Accordingly, the present invention provides a simple yet effective method and apparatus for greatly facilitating the accurate re-registration of screens with respect to registration pins on pin bars. It should be recognized that various other clamping means may be available for clamping the aligning plates to the screen frame and that the embodiment described herein is only a preferred embodiment.

While the fundamental novel features of the invention have been shown and described, it should be understood that various substitutions, modifications and variations may be made by those skilled in the art without departing from the spirit or scope of the invention. Accordingly, all such modifications or variations are included in the scope of the invention as described by the following claims:

Patent Citations
Cited PatentFiling datePublication dateApplicantTitle
US2444860 *Mar 20, 1946Jul 6, 1948Harry SummerStencil and work holder for multicolor printings
US2487542 *Oct 10, 1945Nov 8, 1949Gen Aniline & Film CorpRegistration frame
US3067666 *Mar 3, 1959Dec 11, 1962Joe W CoffmanPrinting apparatus for overhead projection slides
US3513775 *Aug 21, 1967May 26, 1970Guthrie Lyle DProcess for registering and silk screening both sides of a sheet
US4463673 *Sep 8, 1981Aug 7, 1984Michael MooreMethod and apparatus for registration of planar members and the like through the employment of an intermediate alignment sheet

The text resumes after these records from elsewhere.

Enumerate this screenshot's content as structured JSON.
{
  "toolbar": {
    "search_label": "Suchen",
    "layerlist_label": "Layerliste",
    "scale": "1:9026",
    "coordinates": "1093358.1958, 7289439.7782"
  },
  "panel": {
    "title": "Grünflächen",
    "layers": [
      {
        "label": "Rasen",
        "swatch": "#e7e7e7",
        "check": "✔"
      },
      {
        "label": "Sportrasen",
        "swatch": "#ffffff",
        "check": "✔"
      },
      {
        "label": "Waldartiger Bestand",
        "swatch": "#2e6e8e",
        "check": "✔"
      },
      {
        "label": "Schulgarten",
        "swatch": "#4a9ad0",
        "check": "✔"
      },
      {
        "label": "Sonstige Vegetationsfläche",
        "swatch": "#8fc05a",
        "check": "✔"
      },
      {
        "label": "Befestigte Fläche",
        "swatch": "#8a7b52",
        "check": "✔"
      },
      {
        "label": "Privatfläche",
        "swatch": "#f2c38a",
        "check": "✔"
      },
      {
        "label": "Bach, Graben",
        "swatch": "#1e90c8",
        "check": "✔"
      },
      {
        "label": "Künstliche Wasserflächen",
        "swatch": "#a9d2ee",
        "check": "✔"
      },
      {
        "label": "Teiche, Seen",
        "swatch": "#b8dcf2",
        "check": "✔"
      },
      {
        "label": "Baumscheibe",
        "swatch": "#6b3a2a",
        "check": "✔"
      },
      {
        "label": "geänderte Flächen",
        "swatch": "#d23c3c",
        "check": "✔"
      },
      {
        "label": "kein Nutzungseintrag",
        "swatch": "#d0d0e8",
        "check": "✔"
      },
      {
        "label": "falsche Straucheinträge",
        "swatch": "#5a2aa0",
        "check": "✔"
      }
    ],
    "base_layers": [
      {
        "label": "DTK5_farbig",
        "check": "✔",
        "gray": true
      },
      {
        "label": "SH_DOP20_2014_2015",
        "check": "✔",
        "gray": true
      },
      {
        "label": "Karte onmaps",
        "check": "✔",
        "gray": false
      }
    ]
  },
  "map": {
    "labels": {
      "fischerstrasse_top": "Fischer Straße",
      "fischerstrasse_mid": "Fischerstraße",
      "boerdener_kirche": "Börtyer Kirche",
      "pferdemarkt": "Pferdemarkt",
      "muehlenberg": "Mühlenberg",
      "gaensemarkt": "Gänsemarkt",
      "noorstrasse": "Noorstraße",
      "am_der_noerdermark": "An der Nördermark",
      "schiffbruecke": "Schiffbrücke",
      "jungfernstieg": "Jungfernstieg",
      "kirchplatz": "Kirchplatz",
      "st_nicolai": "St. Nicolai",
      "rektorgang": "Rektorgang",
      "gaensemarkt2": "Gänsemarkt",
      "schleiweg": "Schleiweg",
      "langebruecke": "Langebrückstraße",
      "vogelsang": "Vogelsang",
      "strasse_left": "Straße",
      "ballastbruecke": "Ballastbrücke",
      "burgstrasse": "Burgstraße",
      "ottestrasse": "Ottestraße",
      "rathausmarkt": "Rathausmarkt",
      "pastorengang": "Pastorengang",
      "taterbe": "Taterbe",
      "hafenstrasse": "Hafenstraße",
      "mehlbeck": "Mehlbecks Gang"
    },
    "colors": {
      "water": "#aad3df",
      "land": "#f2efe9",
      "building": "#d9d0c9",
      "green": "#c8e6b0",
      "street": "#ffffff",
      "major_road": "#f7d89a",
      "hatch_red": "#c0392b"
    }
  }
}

US4628815 *Jul 15, 1985Dec 16, 1986Rockwell International CorporationReversible lockup system for magnetically securable printing plates
US4641577 *Apr 12, 1985Feb 10, 1987Sweeny Peter KApparatus for adjusting the plate segment of an off-set lithographic printer
US4738909 *Aug 28, 1986Apr 19, 1988R. Jennings Manufacturing Co., Inc.Accurate registration of printing screens to a platen
Referenced by
Citing PatentFiling datePublication dateApplicantTitle
US5483882 *Nov 23, 1993Jan 16, 1996Precision Screen Machines, Inc.Screen adjustment and reset device for printing apparatus and the like
US5503068 *Oct 25, 1994Apr 2, 1996Stretch Devices, Inc.Retractable pallet attachment for screen printing
US5648189 *Oct 27, 1995Jul 15, 1997Stretch Devices, Inc.Pin registration for screen printing
US5694845 *Oct 15, 1996Dec 9, 1997Newman; GarryScreen printing registration system
US5806422 *Oct 4, 1995Sep 15, 1998Kaino J. HamuMethod and apparatus for registering a screen frame to a work support
US5806425 *Oct 30, 1996Sep 15, 1998Stretch Devices, Inc.Retractable attachment for a screen printing machine
US5813328 *Sep 30, 1994Sep 29, 1998Kaino J. HamuRegistration system for screen printing
US6240841Feb 17, 1998Jun 5, 2001Stretch Devices, Inc.Retractable pallet attachment for screen printing
WO1997016258A1 *Oct 18, 1996May 9, 1997Preco Ind IncScreen angle adjusting alignment and selective screen drive actuating mechanism for screen printing press
Classifications
U.S. Classification33/619, 101/127.1, 101/DIG.36
International ClassificationB41F15/36
Cooperative ClassificationY10S101/36, B41F15/36
European ClassificationB41F15/36
Legal Events
DateCodeEventDescription
May 2, 1995FPExpired due to failure to pay maintenance fee
Effective date: 19950222
Feb 19, 1995LAPSLapse for failure to pay maintenance fees
Sep 27, 1994REMIMaintenance fee reminder mailed